> **ACTIVITY**:
What the task requires is each entry, restated exactly.
═══
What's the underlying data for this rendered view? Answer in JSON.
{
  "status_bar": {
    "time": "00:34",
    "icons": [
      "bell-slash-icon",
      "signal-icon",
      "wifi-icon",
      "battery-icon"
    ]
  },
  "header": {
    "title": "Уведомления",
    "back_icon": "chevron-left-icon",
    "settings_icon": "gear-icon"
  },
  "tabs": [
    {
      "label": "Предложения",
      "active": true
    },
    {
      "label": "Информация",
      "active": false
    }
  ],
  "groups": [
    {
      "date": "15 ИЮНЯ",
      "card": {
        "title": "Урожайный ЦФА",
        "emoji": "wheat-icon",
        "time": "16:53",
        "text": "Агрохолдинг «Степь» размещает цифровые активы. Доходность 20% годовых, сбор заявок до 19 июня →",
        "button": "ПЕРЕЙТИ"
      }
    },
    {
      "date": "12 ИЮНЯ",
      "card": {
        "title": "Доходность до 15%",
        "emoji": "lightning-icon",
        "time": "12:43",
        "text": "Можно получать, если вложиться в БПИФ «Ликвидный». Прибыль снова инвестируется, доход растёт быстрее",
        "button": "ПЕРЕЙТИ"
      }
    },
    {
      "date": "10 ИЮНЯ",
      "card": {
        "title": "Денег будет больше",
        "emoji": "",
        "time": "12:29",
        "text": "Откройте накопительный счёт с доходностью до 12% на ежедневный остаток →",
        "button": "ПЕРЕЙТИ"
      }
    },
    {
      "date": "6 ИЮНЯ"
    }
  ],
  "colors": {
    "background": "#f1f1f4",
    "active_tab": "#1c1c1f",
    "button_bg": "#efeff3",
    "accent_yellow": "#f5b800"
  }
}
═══
> **SOLUTION FOR THIS EXERCISE**:
What's the underlying data for this rendered view? Answer in JSON.
{
  "status_bar": {
    "time": "00:34",
    "icons": [
      "bell-slash-icon",
      "signal-icon",
      "wifi-icon",
      "battery-icon"
    ]
  },
  "header": {
    "title": "Уведомления",
    "back_icon": "chevron-left-icon",
    "settings_icon": "gear-icon"
  },
  "tabs": [
    {
      "label": "Предложения",
      "active": true
    },
    {
      "label": "Информация",
      "active": false
    }
  ],
  "groups": [
    {
      "date": "15 ИЮНЯ",
      "card": {
        "title": "Урожайный ЦФА",
        "emoji": "wheat-icon",
        "time": "16:53",
        "text": "Агрохолдинг «Степь» размещает цифровые активы. Доходность 20% годовых, сбор заявок до 19 июня →",
        "button": "ПЕРЕЙТИ"
      }
    },
    {
      "date": "12 ИЮНЯ",
      "card": {
        "title": "Доходность до 15%",
        "emoji": "lightning-icon",
        "time": "12:43",
        "text": "Можно получать, если вложиться в БПИФ «Ликвидный». Прибыль снова инвестируется, доход растёт быстрее",
        "button": "ПЕРЕЙТИ"
      }
    },
    {
      "date": "10 ИЮНЯ",
      "card": {
        "title": "Денег будет больше",
        "emoji": "",
        "time": "12:29",
        "text": "Откройте накопительный счёт с доходностью до 12% на ежедневный остаток →",
        "button": "ПЕРЕЙТИ"
      }
    },
    {
      "date": "6 ИЮНЯ"
    }
  ],
  "colors": {
    "background": "#f1f1f4",
    "active_tab": "#1c1c1f",
    "button_bg": "#efeff3",
    "accent_yellow": "#f5b800"
  }
}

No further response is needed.